During the process of creating a theoretical educational system to fit the nomadic lifestyle of the Daasanech people, it was discovered that the University of Regensburg in Germany and Father Florian, a missionary from Germany, have been developing a program called INES. INES, or Ileret Nomandic Education System, is a system with the same mission as Alan’s program. The program is going to consist of teachers, chosen by the Dasaanech community, who will move with the tribes as they migrate from place to place. This teacher will teach young children of the community different languages, math, and life skills such as reading and writing. The curriculum will be tailored to accommodate students’ different learning abilities so that every student can progress at their own pace. Alan hopes that future Global Innovation teams can add new innovations to this school system as it develops over the years.


Thank You!

Many of the group is dedicated to continuing their projects past the field school this summer and want to return to provide further assistance. Students have even shown interest in even becoming teaching assistants for next summer and advocating  for future field schools.

One of the last moments at TBI, a bittersweet feeling

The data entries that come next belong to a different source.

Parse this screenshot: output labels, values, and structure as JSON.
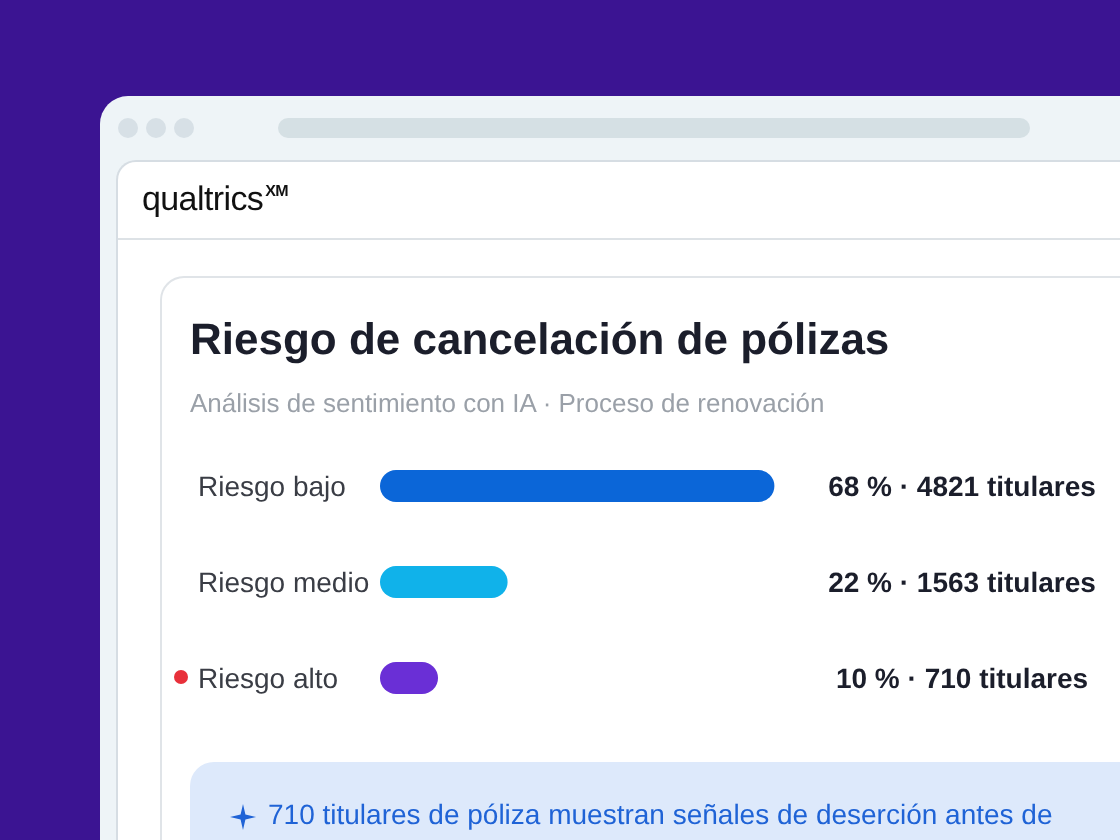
{
  "brand": {
    "name": "qualtrics",
    "mark": "XM"
  },
  "card": {
    "title": "Riesgo de cancelación de pólizas",
    "subtitle": "Análisis de sentimiento con IA · Proceso de renovación",
    "chart_data": {
      "type": "bar",
      "orientation": "horizontal",
      "categories": [
        "Riesgo bajo",
        "Riesgo medio",
        "Riesgo alto"
      ],
      "values": [
        68,
        22,
        10
      ],
      "value_labels": [
        "68 % · 4821 titulares",
        "22 % · 1563 titulares",
        "10 % · 710 titulares"
      ]
    },
    "rows": [
      {
        "color": "#0b66d8",
        "flagged": false
      },
      {
        "color": "#10b2ea",
        "flagged": false
      },
      {
        "color": "#6a2fd6",
        "flagged": true
      }
    ],
    "insight": "710 titulares de póliza muestran señales de deserción antes de"
  }
}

Five weeks have passed in the blink of an eye. Not too long ago, Kenya was a mystery to this group and within a matter of weeks, it felt like a home they couldn’t leave. New friendships, relationships, laughs, stories, and precious memories were made here that the team will never forget.

We would like to also send a large thank you to the Turkana Basin Institute for being our home for the past 4 weeks. The staff welcomed us with open arms in their lifestyle, offered their insight, and worked diligently alongside the group to make the projects a success. Another special thank you to Mpala Research Center and the staff as we were treated with the utmost level of care and love which made the entire trip full of warmth and created a comfortable atmosphere for the field school to be able to thrive in.